== The task ==
Print all of the data below exactly as it appears, leaving out every image.

== Dataset entries ==
━━━━━━━━

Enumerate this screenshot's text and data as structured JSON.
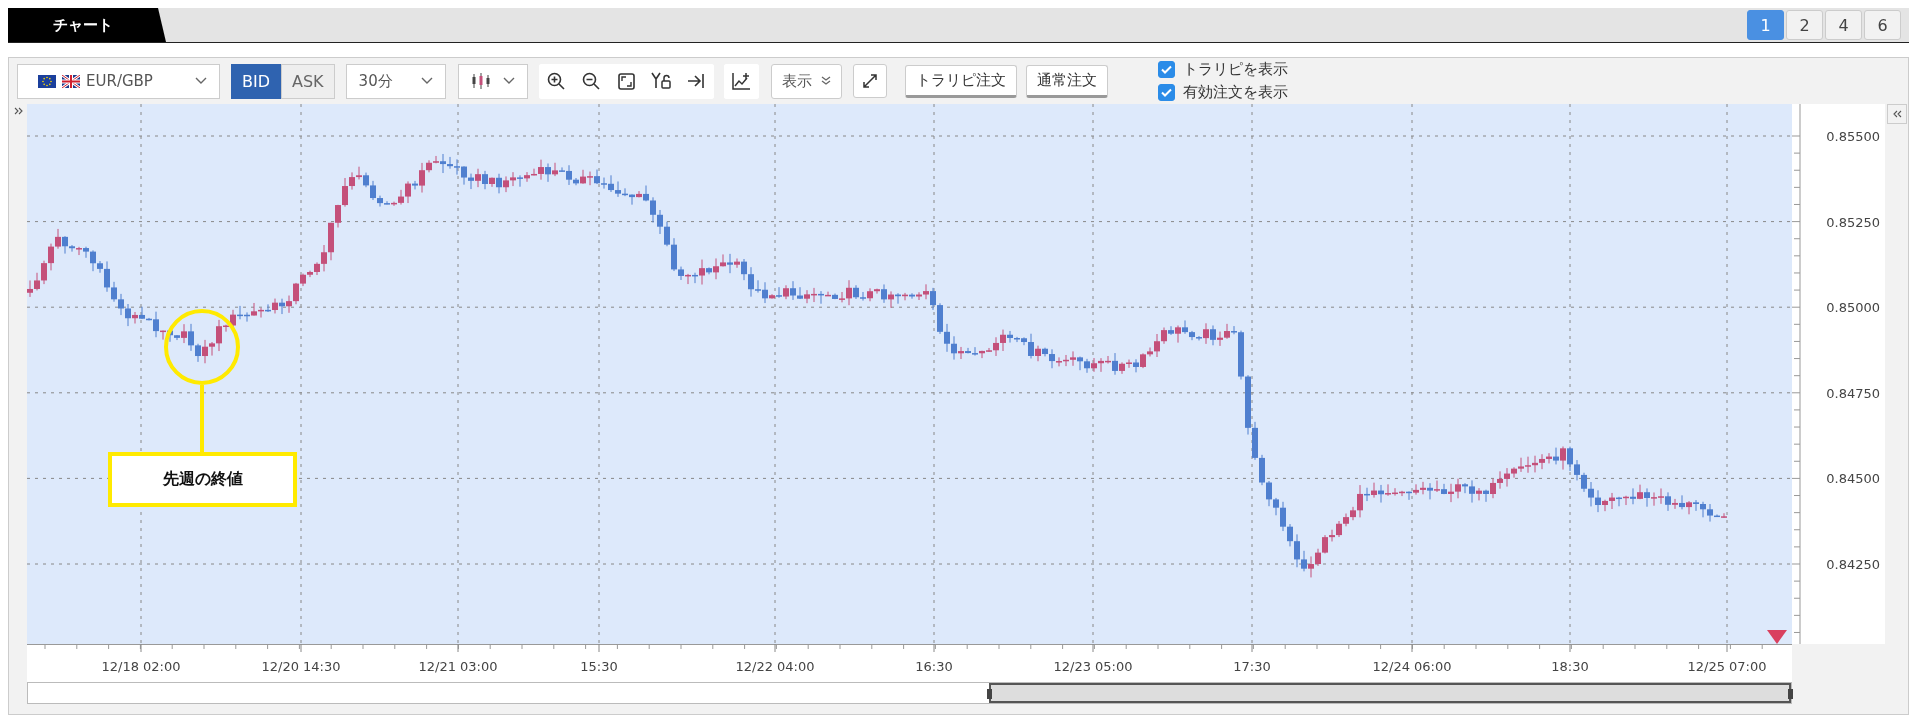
{
  "tab": {
    "label": "チャート"
  },
  "layout_buttons": [
    {
      "label": "1",
      "selected": true
    },
    {
      "label": "2",
      "selected": false
    },
    {
      "label": "4",
      "selected": false
    },
    {
      "label": "6",
      "selected": false
    }
  ],
  "toolbar": {
    "pair": "EUR/GBP",
    "price_side": [
      {
        "label": "BID",
        "selected": true
      },
      {
        "label": "ASK",
        "selected": false
      }
    ],
    "timeframe": "30分",
    "display_menu": "表示",
    "order_buttons": [
      "トラリピ注文",
      "通常注文"
    ],
    "options": [
      {
        "label": "トラリピを表示",
        "checked": true
      },
      {
        "label": "有効注文を表示",
        "checked": true
      }
    ]
  },
  "chart": {
    "y_labels": [
      "0.85500",
      "0.85250",
      "0.85000",
      "0.84750",
      "0.84500",
      "0.84250"
    ],
    "x_labels": [
      "12/18 02:00",
      "12/20 14:30",
      "12/21 03:00",
      "15:30",
      "12/22 04:00",
      "16:30",
      "12/23 05:00",
      "17:30",
      "12/24 06:00",
      "18:30",
      "12/25 07:00"
    ],
    "callout": "先週の終値"
  }
}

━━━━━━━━

== Output ==
Enumerate this screenshot's text and data as structured JSON.
{
  "tab": {
    "label": "チャート"
  },
  "layout_buttons": [
    {
      "label": "1",
      "selected": true
    },
    {
      "label": "2",
      "selected": false
    },
    {
      "label": "4",
      "selected": false
    },
    {
      "label": "6",
      "selected": false
    }
  ],
  "toolbar": {
    "pair": "EUR/GBP",
    "price_side": [
      {
        "label": "BID",
        "selected": true
      },
      {
        "label": "ASK",
        "selected": false
      }
    ],
    "timeframe": "30分",
    "display_menu": "表示",
    "order_buttons": [
      "トラリピ注文",
      "通常注文"
    ],
    "options": [
      {
        "label": "トラリピを表示",
        "checked": true
      },
      {
        "label": "有効注文を表示",
        "checked": true
      }
    ]
  },
  "chart": {
    "y_labels": [
      "0.85500",
      "0.85250",
      "0.85000",
      "0.84750",
      "0.84500",
      "0.84250"
    ],
    "x_labels": [
      "12/18 02:00",
      "12/20 14:30",
      "12/21 03:00",
      "15:30",
      "12/22 04:00",
      "16:30",
      "12/23 05:00",
      "17:30",
      "12/24 06:00",
      "18:30",
      "12/25 07:00"
    ],
    "callout": "先週の終値"
  }
}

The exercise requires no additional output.